[App and web page records]
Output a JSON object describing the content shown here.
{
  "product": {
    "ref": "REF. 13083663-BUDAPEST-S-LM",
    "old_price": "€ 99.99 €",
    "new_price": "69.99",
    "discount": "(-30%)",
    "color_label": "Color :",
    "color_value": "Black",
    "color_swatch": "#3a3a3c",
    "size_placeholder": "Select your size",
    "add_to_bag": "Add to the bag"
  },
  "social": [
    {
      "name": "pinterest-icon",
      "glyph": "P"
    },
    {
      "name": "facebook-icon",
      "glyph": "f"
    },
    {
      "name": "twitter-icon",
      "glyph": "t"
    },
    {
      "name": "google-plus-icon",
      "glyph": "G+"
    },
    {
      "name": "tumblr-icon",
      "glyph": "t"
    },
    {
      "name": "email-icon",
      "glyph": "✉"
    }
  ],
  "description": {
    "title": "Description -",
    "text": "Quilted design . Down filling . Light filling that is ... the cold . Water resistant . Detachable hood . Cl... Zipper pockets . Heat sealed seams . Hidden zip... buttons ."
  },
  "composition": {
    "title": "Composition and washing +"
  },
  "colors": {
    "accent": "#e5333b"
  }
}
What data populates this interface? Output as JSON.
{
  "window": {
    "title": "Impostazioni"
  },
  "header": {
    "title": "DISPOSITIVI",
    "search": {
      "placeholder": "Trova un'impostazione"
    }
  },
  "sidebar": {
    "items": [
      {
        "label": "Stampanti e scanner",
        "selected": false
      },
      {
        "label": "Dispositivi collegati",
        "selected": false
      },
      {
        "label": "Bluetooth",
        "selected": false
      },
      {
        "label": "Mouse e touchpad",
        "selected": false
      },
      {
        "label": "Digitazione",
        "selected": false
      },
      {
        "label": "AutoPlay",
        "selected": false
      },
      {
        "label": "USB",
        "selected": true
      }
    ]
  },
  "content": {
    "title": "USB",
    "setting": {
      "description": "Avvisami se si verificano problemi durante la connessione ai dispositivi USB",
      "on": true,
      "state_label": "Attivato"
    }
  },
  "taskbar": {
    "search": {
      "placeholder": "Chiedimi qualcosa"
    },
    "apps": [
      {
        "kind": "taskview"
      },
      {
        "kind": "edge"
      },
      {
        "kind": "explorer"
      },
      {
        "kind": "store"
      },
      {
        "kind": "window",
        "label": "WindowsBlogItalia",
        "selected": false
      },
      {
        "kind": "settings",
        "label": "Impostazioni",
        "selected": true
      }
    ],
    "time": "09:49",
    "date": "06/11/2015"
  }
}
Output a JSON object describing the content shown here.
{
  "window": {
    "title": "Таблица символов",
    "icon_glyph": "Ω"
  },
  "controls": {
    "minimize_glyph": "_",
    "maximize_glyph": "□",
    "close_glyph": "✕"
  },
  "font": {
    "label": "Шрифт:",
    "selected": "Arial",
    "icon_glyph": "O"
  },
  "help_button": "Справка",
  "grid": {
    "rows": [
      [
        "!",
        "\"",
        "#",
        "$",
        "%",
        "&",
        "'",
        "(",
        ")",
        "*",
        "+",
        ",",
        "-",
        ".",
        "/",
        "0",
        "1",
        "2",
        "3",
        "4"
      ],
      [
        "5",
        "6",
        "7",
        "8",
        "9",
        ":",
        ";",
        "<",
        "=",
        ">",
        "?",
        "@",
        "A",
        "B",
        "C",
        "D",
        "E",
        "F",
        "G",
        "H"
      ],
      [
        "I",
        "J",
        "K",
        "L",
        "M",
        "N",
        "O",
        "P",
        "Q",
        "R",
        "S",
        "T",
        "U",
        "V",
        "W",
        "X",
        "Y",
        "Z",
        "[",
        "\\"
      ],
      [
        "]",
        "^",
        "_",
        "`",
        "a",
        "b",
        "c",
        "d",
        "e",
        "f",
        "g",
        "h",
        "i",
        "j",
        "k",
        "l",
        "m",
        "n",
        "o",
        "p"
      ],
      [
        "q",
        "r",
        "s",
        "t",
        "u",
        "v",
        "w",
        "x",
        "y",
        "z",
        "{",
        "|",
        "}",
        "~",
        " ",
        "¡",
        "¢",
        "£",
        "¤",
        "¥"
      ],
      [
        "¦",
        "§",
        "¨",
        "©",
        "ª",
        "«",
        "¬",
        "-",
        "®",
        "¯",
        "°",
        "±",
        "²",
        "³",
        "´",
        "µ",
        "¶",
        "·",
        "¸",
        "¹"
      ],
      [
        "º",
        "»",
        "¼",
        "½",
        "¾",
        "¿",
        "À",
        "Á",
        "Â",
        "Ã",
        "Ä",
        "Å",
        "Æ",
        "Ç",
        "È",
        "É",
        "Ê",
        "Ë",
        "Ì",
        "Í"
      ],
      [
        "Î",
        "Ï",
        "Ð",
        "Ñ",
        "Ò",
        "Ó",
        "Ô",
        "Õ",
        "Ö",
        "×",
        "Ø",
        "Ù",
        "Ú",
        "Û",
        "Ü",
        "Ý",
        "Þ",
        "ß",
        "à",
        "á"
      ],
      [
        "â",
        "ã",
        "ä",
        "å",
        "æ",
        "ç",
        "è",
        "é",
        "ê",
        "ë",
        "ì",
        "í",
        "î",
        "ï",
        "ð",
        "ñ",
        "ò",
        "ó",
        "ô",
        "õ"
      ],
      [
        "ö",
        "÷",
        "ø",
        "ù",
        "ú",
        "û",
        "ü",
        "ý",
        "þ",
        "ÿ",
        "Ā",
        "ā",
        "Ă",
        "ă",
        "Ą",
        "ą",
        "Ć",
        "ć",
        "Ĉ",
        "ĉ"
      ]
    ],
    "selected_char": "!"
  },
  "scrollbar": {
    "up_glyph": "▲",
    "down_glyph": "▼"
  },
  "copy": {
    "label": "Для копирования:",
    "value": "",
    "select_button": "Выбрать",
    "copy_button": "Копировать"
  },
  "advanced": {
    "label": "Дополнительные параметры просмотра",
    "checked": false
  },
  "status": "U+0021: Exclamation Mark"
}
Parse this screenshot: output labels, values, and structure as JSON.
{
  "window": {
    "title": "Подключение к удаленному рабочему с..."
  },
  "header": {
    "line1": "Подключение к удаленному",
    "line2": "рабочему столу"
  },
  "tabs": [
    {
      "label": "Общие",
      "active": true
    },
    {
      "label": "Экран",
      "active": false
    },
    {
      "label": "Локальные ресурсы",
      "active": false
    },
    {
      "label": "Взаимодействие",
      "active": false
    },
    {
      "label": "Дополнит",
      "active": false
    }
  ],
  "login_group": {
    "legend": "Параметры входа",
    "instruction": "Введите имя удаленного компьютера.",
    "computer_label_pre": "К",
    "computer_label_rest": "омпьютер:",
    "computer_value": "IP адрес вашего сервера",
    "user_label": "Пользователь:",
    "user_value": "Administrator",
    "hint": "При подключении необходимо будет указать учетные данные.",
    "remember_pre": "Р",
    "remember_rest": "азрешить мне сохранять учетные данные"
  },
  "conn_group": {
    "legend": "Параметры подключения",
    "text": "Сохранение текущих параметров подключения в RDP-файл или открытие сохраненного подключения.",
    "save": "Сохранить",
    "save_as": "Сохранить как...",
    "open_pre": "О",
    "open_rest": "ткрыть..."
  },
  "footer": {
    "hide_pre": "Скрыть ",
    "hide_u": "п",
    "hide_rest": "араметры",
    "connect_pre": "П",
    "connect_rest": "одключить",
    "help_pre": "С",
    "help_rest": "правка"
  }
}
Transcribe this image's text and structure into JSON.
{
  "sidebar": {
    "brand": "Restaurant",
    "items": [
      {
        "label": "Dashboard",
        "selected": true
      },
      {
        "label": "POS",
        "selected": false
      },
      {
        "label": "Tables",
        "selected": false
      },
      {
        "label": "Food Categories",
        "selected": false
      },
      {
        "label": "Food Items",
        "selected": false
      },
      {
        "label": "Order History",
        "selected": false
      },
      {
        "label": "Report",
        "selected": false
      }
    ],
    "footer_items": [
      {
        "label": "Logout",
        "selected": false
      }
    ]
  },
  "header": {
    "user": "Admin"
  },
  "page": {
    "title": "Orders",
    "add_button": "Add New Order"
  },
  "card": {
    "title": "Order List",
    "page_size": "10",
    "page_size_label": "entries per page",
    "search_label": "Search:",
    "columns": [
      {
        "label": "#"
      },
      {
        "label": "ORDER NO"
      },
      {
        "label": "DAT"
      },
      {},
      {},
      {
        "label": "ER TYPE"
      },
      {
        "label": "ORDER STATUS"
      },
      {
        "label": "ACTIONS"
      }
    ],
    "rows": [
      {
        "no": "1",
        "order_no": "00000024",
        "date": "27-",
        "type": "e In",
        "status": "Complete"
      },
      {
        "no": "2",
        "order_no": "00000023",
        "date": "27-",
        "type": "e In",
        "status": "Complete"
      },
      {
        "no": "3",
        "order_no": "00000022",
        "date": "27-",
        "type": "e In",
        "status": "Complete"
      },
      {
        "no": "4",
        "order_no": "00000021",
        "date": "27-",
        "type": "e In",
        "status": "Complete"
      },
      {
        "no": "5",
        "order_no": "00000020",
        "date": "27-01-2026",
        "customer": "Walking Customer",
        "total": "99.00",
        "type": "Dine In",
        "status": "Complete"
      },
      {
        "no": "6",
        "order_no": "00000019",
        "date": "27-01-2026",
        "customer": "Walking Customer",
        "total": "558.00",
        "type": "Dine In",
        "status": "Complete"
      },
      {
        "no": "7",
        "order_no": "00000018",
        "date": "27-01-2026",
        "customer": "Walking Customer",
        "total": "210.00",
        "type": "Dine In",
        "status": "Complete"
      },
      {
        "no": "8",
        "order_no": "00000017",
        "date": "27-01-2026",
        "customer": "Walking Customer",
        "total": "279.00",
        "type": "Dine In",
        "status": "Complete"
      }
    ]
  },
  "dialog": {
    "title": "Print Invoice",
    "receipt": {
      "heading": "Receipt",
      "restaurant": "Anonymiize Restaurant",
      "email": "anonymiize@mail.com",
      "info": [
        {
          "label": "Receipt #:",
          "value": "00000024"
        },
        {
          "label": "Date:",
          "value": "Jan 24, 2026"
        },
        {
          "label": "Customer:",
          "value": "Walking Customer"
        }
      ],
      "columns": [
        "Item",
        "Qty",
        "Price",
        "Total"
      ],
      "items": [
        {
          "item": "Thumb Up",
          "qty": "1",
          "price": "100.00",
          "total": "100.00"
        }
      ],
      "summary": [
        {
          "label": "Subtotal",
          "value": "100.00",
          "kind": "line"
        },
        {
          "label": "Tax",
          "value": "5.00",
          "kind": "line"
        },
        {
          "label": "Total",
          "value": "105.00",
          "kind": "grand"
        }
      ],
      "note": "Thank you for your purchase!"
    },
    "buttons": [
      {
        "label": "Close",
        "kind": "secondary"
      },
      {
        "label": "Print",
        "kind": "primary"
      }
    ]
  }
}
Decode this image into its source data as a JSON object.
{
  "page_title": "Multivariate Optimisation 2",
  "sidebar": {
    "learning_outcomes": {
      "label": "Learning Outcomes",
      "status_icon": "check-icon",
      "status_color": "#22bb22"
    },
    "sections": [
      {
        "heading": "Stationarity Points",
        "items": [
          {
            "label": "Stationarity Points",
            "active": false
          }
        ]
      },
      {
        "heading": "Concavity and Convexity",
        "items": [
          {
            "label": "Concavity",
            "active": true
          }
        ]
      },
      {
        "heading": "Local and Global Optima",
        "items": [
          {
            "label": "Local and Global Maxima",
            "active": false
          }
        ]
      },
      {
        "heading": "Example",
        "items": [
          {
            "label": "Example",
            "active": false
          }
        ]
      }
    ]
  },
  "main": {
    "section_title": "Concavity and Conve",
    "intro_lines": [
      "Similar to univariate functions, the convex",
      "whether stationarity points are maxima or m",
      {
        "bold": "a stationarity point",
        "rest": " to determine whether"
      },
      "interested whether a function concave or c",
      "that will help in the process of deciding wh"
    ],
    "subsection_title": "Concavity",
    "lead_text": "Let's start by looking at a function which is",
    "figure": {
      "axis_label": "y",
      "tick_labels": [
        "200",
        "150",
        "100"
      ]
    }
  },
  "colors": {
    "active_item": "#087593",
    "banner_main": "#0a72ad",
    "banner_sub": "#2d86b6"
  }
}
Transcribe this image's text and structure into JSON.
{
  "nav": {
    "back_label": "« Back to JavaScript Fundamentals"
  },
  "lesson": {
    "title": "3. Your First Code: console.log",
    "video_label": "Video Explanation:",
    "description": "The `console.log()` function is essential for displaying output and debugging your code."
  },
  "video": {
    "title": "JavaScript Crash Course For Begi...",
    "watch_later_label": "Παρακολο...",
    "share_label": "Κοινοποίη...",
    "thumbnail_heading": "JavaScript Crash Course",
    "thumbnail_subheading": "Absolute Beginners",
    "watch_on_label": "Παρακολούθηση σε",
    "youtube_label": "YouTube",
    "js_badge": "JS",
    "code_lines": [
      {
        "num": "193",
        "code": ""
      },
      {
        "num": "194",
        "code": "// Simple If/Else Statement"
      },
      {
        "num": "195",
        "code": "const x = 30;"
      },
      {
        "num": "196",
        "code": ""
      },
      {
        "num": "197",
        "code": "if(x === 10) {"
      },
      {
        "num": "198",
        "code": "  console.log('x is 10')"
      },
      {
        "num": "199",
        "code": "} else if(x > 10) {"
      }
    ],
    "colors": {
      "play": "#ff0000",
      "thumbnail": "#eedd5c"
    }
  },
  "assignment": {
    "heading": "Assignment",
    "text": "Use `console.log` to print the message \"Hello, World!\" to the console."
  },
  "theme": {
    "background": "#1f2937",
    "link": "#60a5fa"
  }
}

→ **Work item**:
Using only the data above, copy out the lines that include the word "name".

→ **Reply to the task**:
      "name": "pinterest-icon",
      "name": "facebook-icon",
      "name": "twitter-icon",
      "name": "google-plus-icon",
      "name": "tumblr-icon",
      "name": "email-icon",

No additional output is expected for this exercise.